4. Top off your tech skills. Sure, technology acumen is a given for the CISO job, just as mastering accounting and finance is for the CFO. But it is imperative to stay on top of your game. Cybersecurity is a mercurial field, and CISOs must keep abreast of the latest technology developments, threats, and compliance issues; when it comes to IT and data security, no one likes surprises – and you will be in the hot seat if one emerges.

5. Become immersed in the business. The CISO ultimately exists to protect the organization and the data, which is its lifeblood. To be the most effective CISO leader, you require understanding of the nuances of technology as well as the nuances of the industry in which your firm competes. The more you understand the business, the more you will be able to weave cybersecurity into the company’s DNA.

CISOs must speak the language of the C-suite and learn how to navigate company politics. It is the only way to build trust, be involved in forming consensus, and ensure your fellow leaders fully recognize how strategic decisions impact – and are impacted by – digital technology and cybersecurity.


Also see:

Today’s CISOs Wear Multiple Hats; The Role is Evolving

Build your Skills

So, now that we have identified some of the skills needed to be a successful CISO leader, the question remains: How do you acquire them?

That can be an especially vexing problem for IT natives who have little background in business management.

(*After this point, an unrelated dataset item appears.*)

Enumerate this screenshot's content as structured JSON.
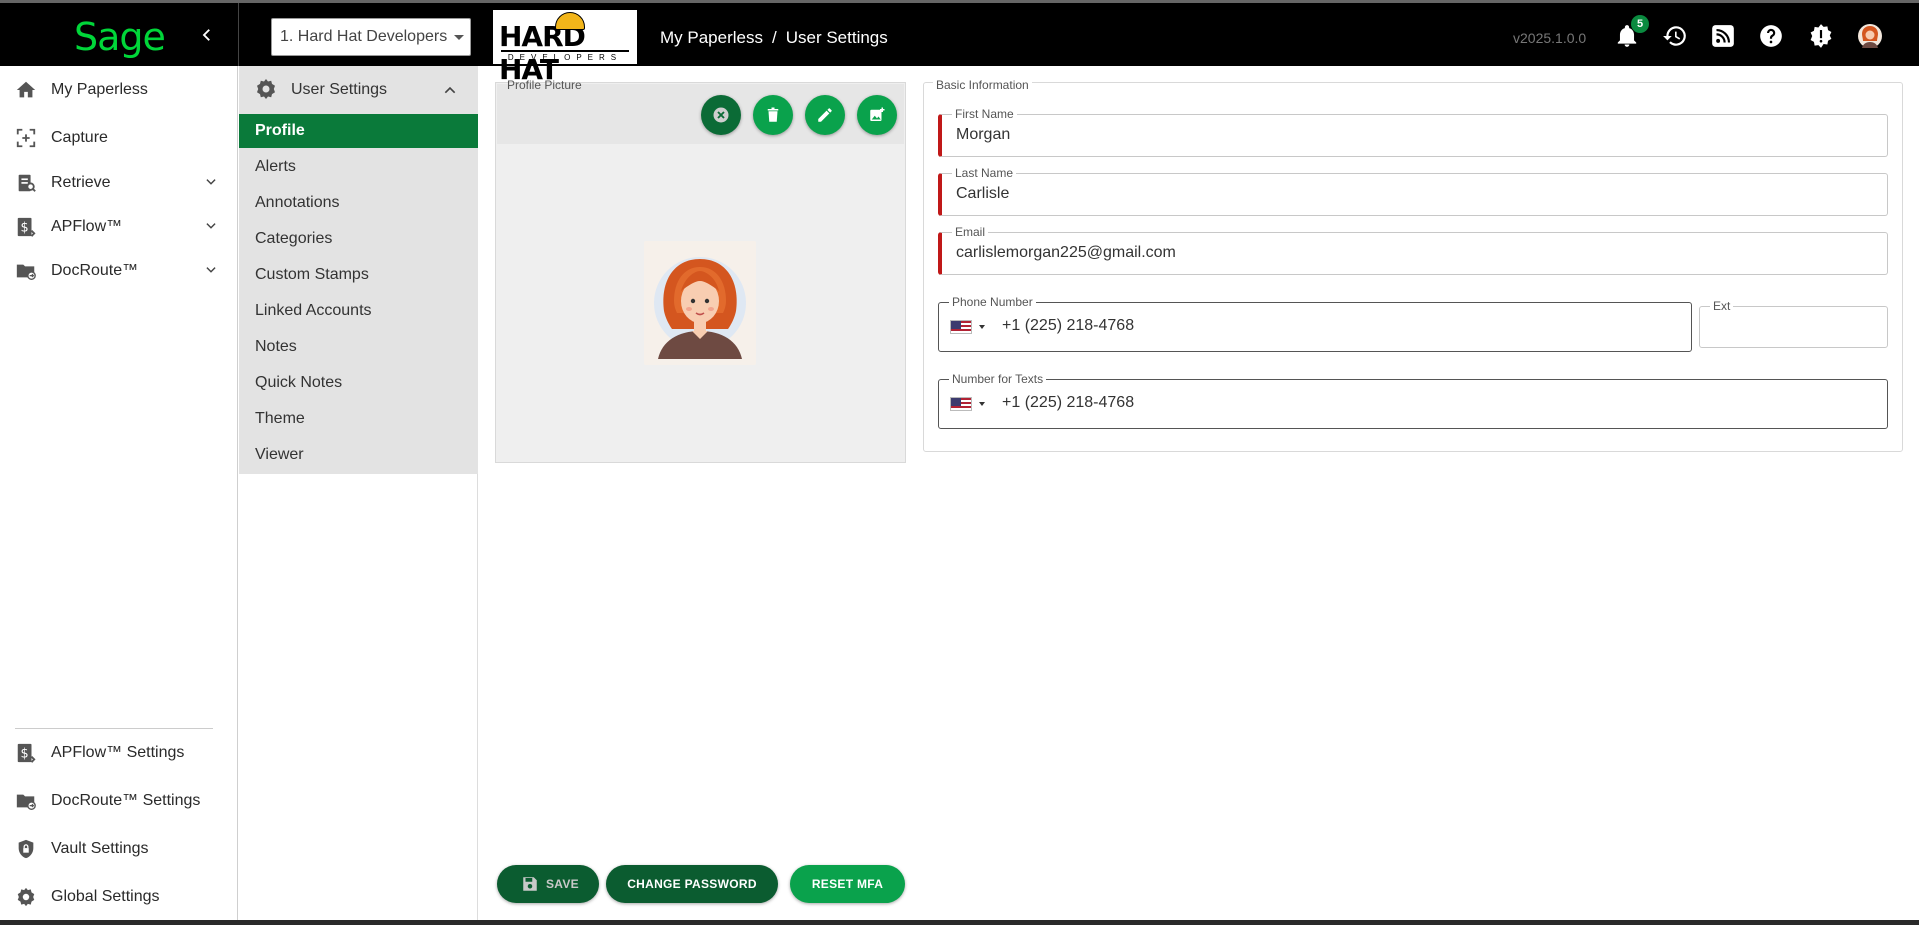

But there are several tactics you can employ to acquire leadership techniques and the confidence to use of them.

An excellent place to start is to learn from more experienced leaders, be they in IT or other functional areas. Seek out a mentor, inside or outside your organization, who can serve as both a sounding board and a counselor as you face new and unfamiliar challenges.

It is also important to hone your communications skills further through one-on-one or group training sessions that focus on public speaking or interpersonal communications. Do not let shyness or an affinity for staying in the background disrupt your ability to lead effectively.

You may also seek the services of executive leadership training & development programs offered by universities or consultancies. The best programs cater to the busy, working executive with online options, or you can participate on evenings or weekends.

But most of all, you should seek to forge strong alliances with other business leaders in your organization, especially those in adjacent areas such as the top risk, digital, and information officers. These alliances are key to influencing, broader understanding, and to mutual challenge and support.

As a CISO, you may have embarked on a career path you were not anticipating. But if you embrace the challenge, honestly assess your strengths and weaknesses, and reach out for assistance to build your leadership muscle, you will earn your seat at the corporate decision-making table.


References

  1. Hitch Partners, 2021 CISO Survey
  2. Nominet, “The CISO Stress Report – Life Inside the Perimeter: One Year On,” 2020.
  3. Navisite, “The State of Cybersecurity Leadership and Readiness,” November 2021.
  4. KPMG 2021 CEO Outlook
  5. Ibid.

 About The Author

CISOs rolePrasad Jayaraman is a Principal in KPMG’s Advisory Services practice with more than 17 years of experience in identity management and a strong track record of performance in technology professional services organizations.

 

Disclaimer

Views expressed in this article are personal. The facts, opinions, and language in the article do not reflect the views of CISO MAG, and CISO MAG does not assume any responsibility or liability for the same.